I do some illogical under-painting. I may push a color warmer or cooler to see how it looks and then undo it. Vellum is perfect for this. I much prefer layering lots of individual colors instead of mixing ahead on the palette. However, I do mix on the palette sometimes, especially WN Cerulean Blue (B36) with WN Indian Red (PR101)to get various warm and cool grays. If I tried to layer with Indian Red it would be way too heavy and opaque. I like lots of transparent layers -- the concept of "pentimento" appeals to me -- some layers you don’t see. Though hopefully, on some level, you can sense they are there.” (Note: pentimento is an alteration in a painting, evidenced by traces of previous work, showing that the artist has changed his mind as to the composition during the process of painting.)
Heeyoung Kim, US – Silene regia – Royal Catchfly
Heeyoung’s Royal Catchfly image is reproduced on one of the exhibitions informational posters. This poster is so vibrant it pulls the crowds right into this extraordinary exhibition.
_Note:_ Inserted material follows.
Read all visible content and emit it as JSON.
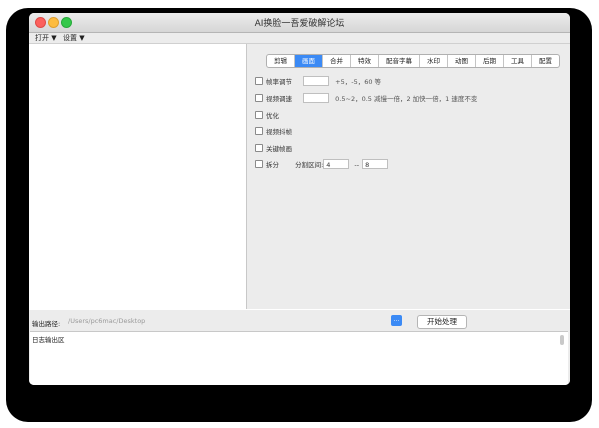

Heeyoung writes:
Intense red in full bloom
1. I first under-painted a very thin wash of Naphthol Red (M. Graham, PR 112), keeping highlight areas and some edges white.
2. I painted the shadows next, using a soft grey mixed with: Alizarin Crimson (WN, PR 83), French Ultramarine Blue (WN, PB 29), and Winsor Green (blue shade) (WN, PG 7). This mixture is softer then Neutral Tint. For the deepest shadows, on top of the light shadows, I used a very dry Indigo (WN, PV 19, PB 15)
3. For the red, thin washes of Cadmium Red (WN, PR 108) were painted on the highlights, while keeping the most highlighted areas and edges very thinly painted to make the petals not flat looking. Naphthol Red (MG, PR 112) was painted last to give the intense redness to the petal.
For the brownish red petals
1. For highlighted areas I mixed and painted the area with a thin wash of : Permanent Rose (WN, PV 19), Peryene Maroon (WN, PR 179) with a touch of Permanent Sap Green (WN, PG 39, PY 110)
2. Mix for dark areas is: Peryene Maroon (WN, PV 19) and Indigo (WN, PV 19, PB 15). For the darkest shadow I again used thin washes of Indigo.
3. For the red areas, I used Cadmium Red (WN, PR 108) as the base, then glazed the light part with Peryene Maroon (WN, PR 179) and the dark part with Indigo (WN, PV 19, PB 15)
Carolyn. As you know, everybody creates different final results with the same paint mix. I believe all that matters is how the artist applies the color. I never put thick paint at once, instead I apply it thinly; layer by layer, until I get the intensity I want. Some artists advise not to put more than 6 layers, as you would end up with murky color. However, I find many layers are perfectly fine when you apply them appropriately.
My last thoughts: To you the reader, there is more than one way to paint and use color to achieve greatness. To both of these remarkable artists, I can only respond: thank you – thank you for sharing your talent and the joy that you bring to our obsession.